  • Your virtual PC is a secure place to handle sensitive data. It is covered by the same guarantees as your University OneDrive and Teams.

A Windows Virtual Desktop looks just like a real PC desktop, with access to filestores, Microsoft365 and UoN software.
 

Simple instructions on using WVD can be found in the IS workspace, where the “Frequently Asked Questions” includes a list of available software. Setup takes about five minutes, and then every connection afterwards takes just a couple of mouse clicks.

Is it helpful for researchers?

Right now, WVD is a free service for all researchers. This is a great opportunity to try it out.

  • Is key software missing from your home PC? Try launching WVD: your analytical software may be available.
  • Do you need to use software that has direct access to the R drive? The virtual PCs are connected to your drives.
  • Do you have a Linux or Mac PC at home, but need access to Windows software? You can launch and access Windows on a virtual PC from Linux or Mac.

Finally, there is an opportunity for researchers to influence the way the WVD service develops. Virtual PCs can take almost any form, including machines with many processors for parallel computing, huge amounts of memory for handling big data, and GPUs for graphical processing. Members of IS are already piloting a specialist virtual desktop with Engineering staff and students. This has proven particularly useful when accessing specific software packages, such as Abaqus for computer simulations. All Engineering researchers can try this by launching WVD.

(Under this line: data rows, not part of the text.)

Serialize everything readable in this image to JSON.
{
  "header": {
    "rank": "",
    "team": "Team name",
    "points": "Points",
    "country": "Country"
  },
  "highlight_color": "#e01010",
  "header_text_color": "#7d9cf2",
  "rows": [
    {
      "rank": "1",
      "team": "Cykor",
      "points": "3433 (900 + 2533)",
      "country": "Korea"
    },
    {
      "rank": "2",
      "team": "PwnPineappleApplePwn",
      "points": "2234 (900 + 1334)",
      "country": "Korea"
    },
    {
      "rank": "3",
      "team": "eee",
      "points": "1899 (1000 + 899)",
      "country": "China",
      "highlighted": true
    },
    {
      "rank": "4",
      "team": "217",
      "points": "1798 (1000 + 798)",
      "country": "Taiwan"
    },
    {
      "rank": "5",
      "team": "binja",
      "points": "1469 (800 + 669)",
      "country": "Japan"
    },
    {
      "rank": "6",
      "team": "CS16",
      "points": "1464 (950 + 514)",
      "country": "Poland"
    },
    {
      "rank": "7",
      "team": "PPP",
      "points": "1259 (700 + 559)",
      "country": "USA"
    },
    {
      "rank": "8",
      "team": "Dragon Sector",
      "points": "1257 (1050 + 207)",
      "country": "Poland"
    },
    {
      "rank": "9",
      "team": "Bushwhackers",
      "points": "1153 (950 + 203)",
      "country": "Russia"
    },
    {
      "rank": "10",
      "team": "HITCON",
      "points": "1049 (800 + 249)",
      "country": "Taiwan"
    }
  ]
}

If you have ideas about software or hardware specifications for future iterations of Windows Virtual Desktop, please get in touch with a Digital Research Specialist.

Posted in Advice and GuidanceCloud computing